In three days, it will be the two year anniversary of my first blog post on Experience: The Blog. Originally intended to be an exploration of experiential marketing strategies, my interest and focus quickly turned to social media and how the growth of the peer-to-peer groundswell creates challenges and opportunities for marketers. It is apt to recall how my blog started as one thing and became another, because change is in the air again. I'd like to reflect on that change, put it into context and invite you to join me as I shift my blog publishing to a new address.
A month ago, news broke that Forrester would be altering its blog policies and analysts would shift their industry-related blogging into a new, common platform on Forrester.com. I posted at the time that I believed aggregating Forrester's thought leadership in one place made sense and that I was eager to continue blogging, sharing news and building my reputation within the new Forrester blog.

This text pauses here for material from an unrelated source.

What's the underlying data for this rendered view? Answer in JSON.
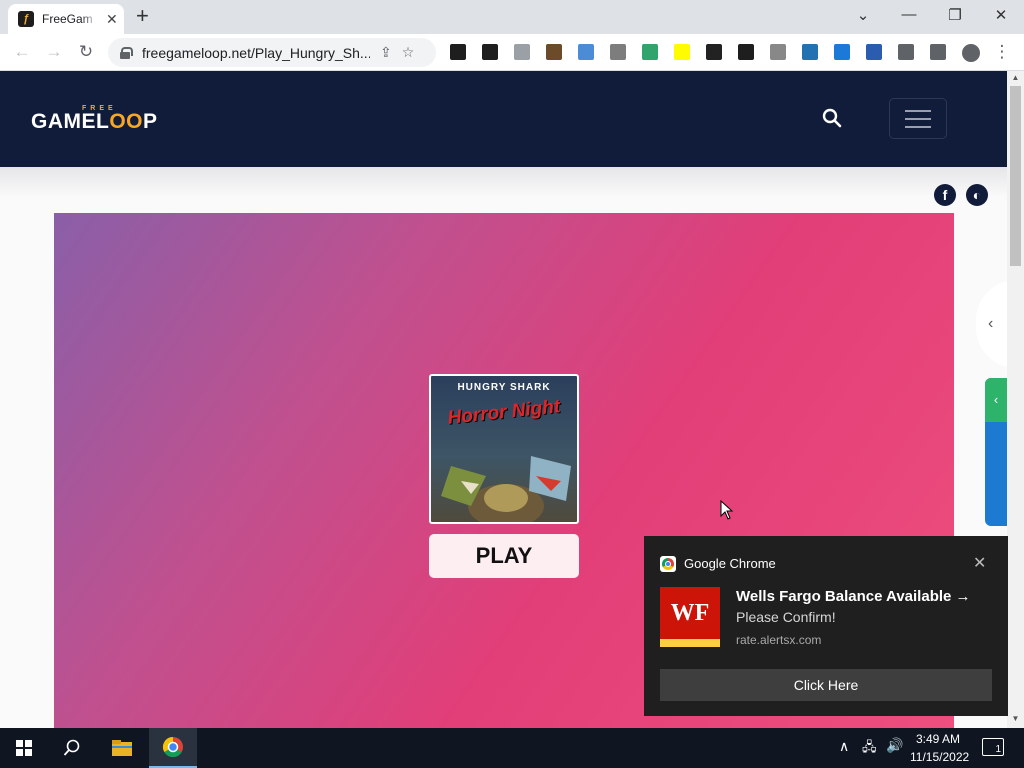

The reaction was swift and emotional. Hundreds of tweets and blog posts weighed in on the topic; a few supported the new blogging policies, but most did not. One person tweeted I was "licking the boots of (my) corporate paymasters," and a friend sent heartfelt condolences at the loss of my blog. I ignored the tweet and assured my friend that I was not progressing through any of the stages of grief (unless bemusement was one of those stages.)
The reaction was interesting on several levels. First of all, there seemed to be a knee-jerk backlash to the very concept of corporate rules for social media. The idea that corporate policies don't have a place in social media is patently ridiculous and ignores the responsibility companies have to protect against legal, reputation and brand harm.
Many observers made rather wild assumptions about the intent of the new policy, drawing incorrect conclusions that analysts posting to the new Forrester platform would no longer be free to share their thoughts without constraint. This is also silly–how could it possibly benefit Forrester to restrain analysis, dialog and thought leadership? Those are the very things that create value, demand and differentiation for Forrester's services.
Lastly, there were detractors who implied Forrester's actions were designed to undermine analysts' abilities to build their brands and reputation. I find this accusation lacking for reasons far greater than that I still have my own blog with my own name and my own thoughts. In fact, I was particularly bothered by this argument because of what it implied: That my reputation, personal brand and value were inexorably bound to an Internet domain.
To paraphrase the movie "The Elephant Man," I am not a URL; I am a human being! Wherever I go in life, my experience, knowledge, reputation, abilities, value and personal brand go with me. "Experience: The Blog" doesn't contain Augie Ray; I contain it. And later this week when I meet with a Fortune 100 organization to discuss their social media opportunities, it won't be my Twitter feed or domain address they care about but my ability to consider their situation, analyze the research conducted by Forrester, and draw insights and recommendations that drive their business.
My blog has not come to the end of the road; it's just changing lanes. If you subscribed to "Experience: The Blog" I invite you to join me at Augie Ray's Blog for Interactive Marketers (or subscribe to my blog's RSS feed). I hope to see you at the new URL and (as always) welcome your comments, feedback, criticisms and ideas.